The input:
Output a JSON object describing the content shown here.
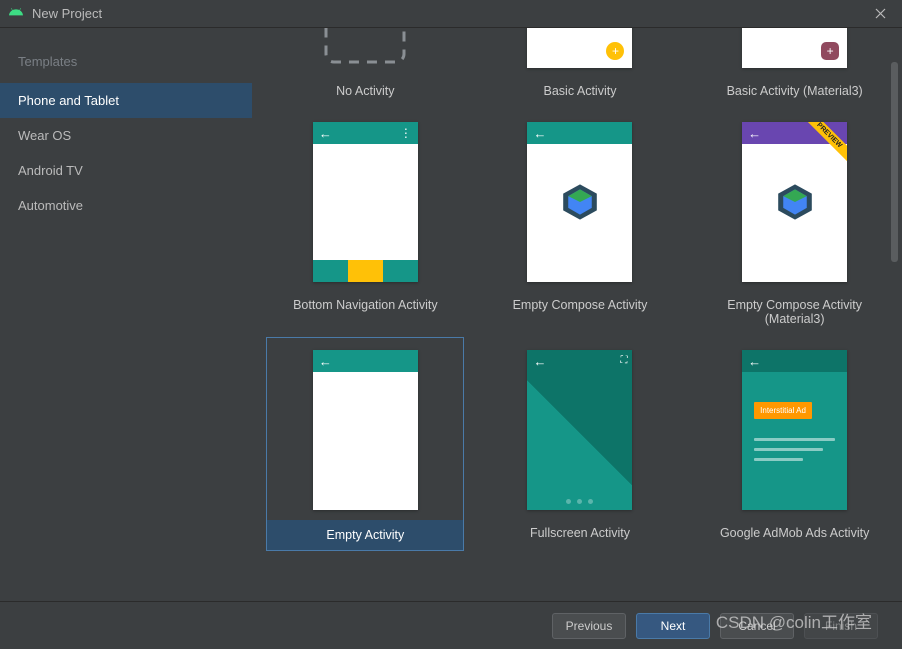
{
  "window": {
    "title": "New Project"
  },
  "sidebar": {
    "header": "Templates",
    "items": [
      {
        "label": "Phone and Tablet",
        "active": true
      },
      {
        "label": "Wear OS",
        "active": false
      },
      {
        "label": "Android TV",
        "active": false
      },
      {
        "label": "Automotive",
        "active": false
      }
    ]
  },
  "templates": [
    {
      "label": "No Activity"
    },
    {
      "label": "Basic Activity"
    },
    {
      "label": "Basic Activity (Material3)"
    },
    {
      "label": "Bottom Navigation Activity"
    },
    {
      "label": "Empty Compose Activity"
    },
    {
      "label": "Empty Compose Activity (Material3)"
    },
    {
      "label": "Empty Activity",
      "selected": true
    },
    {
      "label": "Fullscreen Activity"
    },
    {
      "label": "Google AdMob Ads Activity"
    }
  ],
  "admob": {
    "button_text": "Interstitial Ad"
  },
  "preview_badge": "PREVIEW",
  "buttons": {
    "previous": "Previous",
    "next": "Next",
    "cancel": "Cancel",
    "finish": "Finish"
  },
  "watermark": "CSDN @colin工作室"
}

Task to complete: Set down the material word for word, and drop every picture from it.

Exercise result:
Output a JSON object describing the content shown here.
{
  "window": {
    "title": "New Project"
  },
  "sidebar": {
    "header": "Templates",
    "items": [
      {
        "label": "Phone and Tablet",
        "active": true
      },
      {
        "label": "Wear OS",
        "active": false
      },
      {
        "label": "Android TV",
        "active": false
      },
      {
        "label": "Automotive",
        "active": false
      }
    ]
  },
  "templates": [
    {
      "label": "No Activity"
    },
    {
      "label": "Basic Activity"
    },
    {
      "label": "Basic Activity (Material3)"
    },
    {
      "label": "Bottom Navigation Activity"
    },
    {
      "label": "Empty Compose Activity"
    },
    {
      "label": "Empty Compose Activity (Material3)"
    },
    {
      "label": "Empty Activity",
      "selected": true
    },
    {
      "label": "Fullscreen Activity"
    },
    {
      "label": "Google AdMob Ads Activity"
    }
  ],
  "admob": {
    "button_text": "Interstitial Ad"
  },
  "preview_badge": "PREVIEW",
  "buttons": {
    "previous": "Previous",
    "next": "Next",
    "cancel": "Cancel",
    "finish": "Finish"
  },
  "watermark": "CSDN @colin工作室"
}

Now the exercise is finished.